Burnaby mayor slams Kinder Morgan and Harper government at town hall
Starting in September 2012, Texas-based pipeline giant Kinder Morgan began public consultations for an estimated $4.1 billion expansion of its Trans Mountain pipeline from Alberta’s oil sands in Edmonton to Metro Vancouver. The company plans to more than double the capacity of the pipeline by 2017 from its current 300,000 barrels of oil per day to 750,000. The project rivals Enbridge’s Northern Gateway pipeline, which aims to export oil sands crude through the Great Bear Rainforest. Kinder Morgan plans to file an application for its expansion project to the National Energy Board in late 2013, and says it plans to begin town hall meetings in Burnaby in November.
The province has failed to be accountable to British Columbians, Burnaby Mayor Derek Corrigan told more than 200 residents of Burnaby, Abbotsford, North Vancouver, and other neighbouring municipalities who packed the hall at a Burnaby Residents Opposed to Kinder Morgan Expansion (BROKE) town hall last night.
And now it's up to citizens to voice their concerns to elected officials about a multinational oil giant that wants to expand an oil pipeline under their backyards, homes, and neighbourhoods, the mayor said.
"The federal government determines what's in the national interest, and if they determine it's in the national interest—that is, what's in the interest of Alberta—they can proceed with pushing through a pipeline through our community no matter what kind of bylaw the city of Burnaby proposes," said Mayor Corrigan.

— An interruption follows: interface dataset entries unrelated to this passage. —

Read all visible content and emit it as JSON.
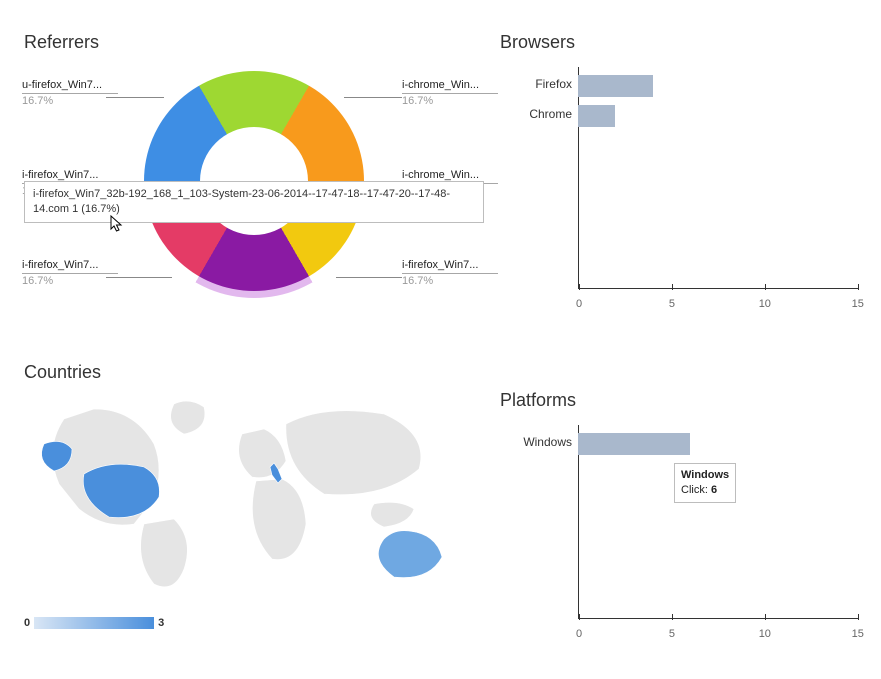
{
  "referrers": {
    "title": "Referrers",
    "labels": [
      {
        "text": "i-chrome_Win...",
        "pct": "16.7%"
      },
      {
        "text": "i-chrome_Win...",
        "pct": "16.7%"
      },
      {
        "text": "i-firefox_Win7...",
        "pct": "16.7%"
      },
      {
        "text": "i-firefox_Win7...",
        "pct": "16.7%"
      },
      {
        "text": "i-firefox_Win7...",
        "pct": "16.7%"
      },
      {
        "text": "u-firefox_Win7...",
        "pct": "16.7%"
      }
    ],
    "tooltip": "i-firefox_Win7_32b-192_168_1_103-System-23-06-2014--17-47-18--17-47-20--17-48-14.com  1 (16.7%)"
  },
  "browsers": {
    "title": "Browsers",
    "categories": [
      "Firefox",
      "Chrome"
    ]
  },
  "countries": {
    "title": "Countries",
    "legend_min": "0",
    "legend_max": "3"
  },
  "platforms": {
    "title": "Platforms",
    "categories": [
      "Windows"
    ],
    "tooltip_line1": "Windows",
    "tooltip_line2": "Click: 6"
  },
  "axis_ticks": [
    "0",
    "5",
    "10",
    "15"
  ],
  "chart_data": [
    {
      "type": "pie",
      "title": "Referrers",
      "series": [
        {
          "name": "i-chrome_Win...",
          "value": 1,
          "pct": 16.7,
          "color": "#3e8ee4"
        },
        {
          "name": "i-chrome_Win...",
          "value": 1,
          "pct": 16.7,
          "color": "#9ed832"
        },
        {
          "name": "i-firefox_Win7...",
          "value": 1,
          "pct": 16.7,
          "color": "#f89a1c"
        },
        {
          "name": "i-firefox_Win7...",
          "value": 1,
          "pct": 16.7,
          "color": "#f2c90f"
        },
        {
          "name": "i-firefox_Win7...",
          "value": 1,
          "pct": 16.7,
          "color": "#8a1aa3"
        },
        {
          "name": "u-firefox_Win7...",
          "value": 1,
          "pct": 16.7,
          "color": "#e43b66"
        }
      ],
      "highlighted_index": 4
    },
    {
      "type": "bar",
      "orientation": "horizontal",
      "title": "Browsers",
      "categories": [
        "Firefox",
        "Chrome"
      ],
      "values": [
        4,
        2
      ],
      "xlabel": "",
      "ylabel": "",
      "xlim": [
        0,
        15
      ]
    },
    {
      "type": "heatmap",
      "title": "Countries",
      "legend_range": [
        0,
        3
      ],
      "note": "World choropleth; visibly shaded countries only.",
      "data": [
        {
          "country": "United States",
          "value": 3
        },
        {
          "country": "Australia",
          "value": 2
        },
        {
          "country": "Italy",
          "value": 1
        }
      ]
    },
    {
      "type": "bar",
      "orientation": "horizontal",
      "title": "Platforms",
      "categories": [
        "Windows"
      ],
      "values": [
        6
      ],
      "xlabel": "",
      "ylabel": "",
      "xlim": [
        0,
        15
      ]
    }
  ]
}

Noting that since the province of British Columbia opted out of the environmental assessment process on Enbridge and Kinder Morgan, he said that city councils are in a position of 'powerlessness' when it comes to demanding accountability in the hierarchy of Canadian politics.
"Eventually they have to be accountable to you, and there is no more important force in Canada than the people of our country," Corrigan said.
"Despite our lack of constitutional authority, we still have faith that you can make them come to heel."
Burnaby Mayor criticizes lack of national energy strategy
Corrigan took sharp aim at the Harper government's management of the Alberta oil sands, alleging that it has "absolutely no idea," and leaves crucial decisions to multinational corporations.
"They say the market will decide. The reality is, they are mining it and failing to refine it because they want to send it offshore to China. They want to refine that oil without any of the difficulties in North America," Corrigan said.
"And those problems will be drifting back across the Pacific as a result of those decisions. Not only are we doing ourselves a disservice, not only are we hurting our own community if we allow this to go through, but we are hurting people who are 5,000 miles away from us, who didn't do us any harm whatsoever. By sending them this caustic oil and by allowing that oil to be refined in a country without the standards that we hold to in North America, we are only creating a problem for someone else that eventually will end up on our back door."
When asked after the town hall what the response has been from the federal government regarding his constituents' concerns, Corrigan said that the Ministry of Natural Resources uses the National Energy Board as a "foil" in order to avoid answering questions.
"They switch it back to the National Energy Board. They use the National Energy Board as a foil in order to avoid discussing the issue at all," he said.
"Yet at the same time they passed legislation that says eventually the decision will be made by the cabinet. So on the one hand they're telling us deal with the NEB, on the other hand they're saying we're going to make the eventual decision."
Minister of Natural Resources Joe Oliver responded to Mayor Corrigan's allegations in a written statement to The Vancouver Observer.
"Our Government wants to responsibly develop our resources to create prosperity and security for Canadians across the country," he wrote.
"In respect to major resource projects, recommendations are made by an independent regulator which conducts a comprehensive objective scientific evaluation to determine whether the project is environmentally sound. The proposed expansion of the Trans Mountain system has not yet been submitted to the National Energy Board for review. The only way to ensure controversial projects are fairly reviewed is to allow our independent regulators to review it scientifically -- not politically. We will await the review of independent scientific experts before making a decision."
Burnaby resident raises spectre of "traumatic" 2007 oil spill
Much of Corrigan's ire toward Kinder Morgan and the federal government's management of Alberta oil sands originates from a 2007 oil spill near Burnaby's Westridge neighbourhood.
Mary Hatch, a BROKE member and Burnaby resident, recounted her experience of the spill in her neighbourhood.
"Some of my neighbours were out of their homes for months as their houses were being repaired. It's been five years since the pipeline was ruptured," Hatch recounted on the panel stage.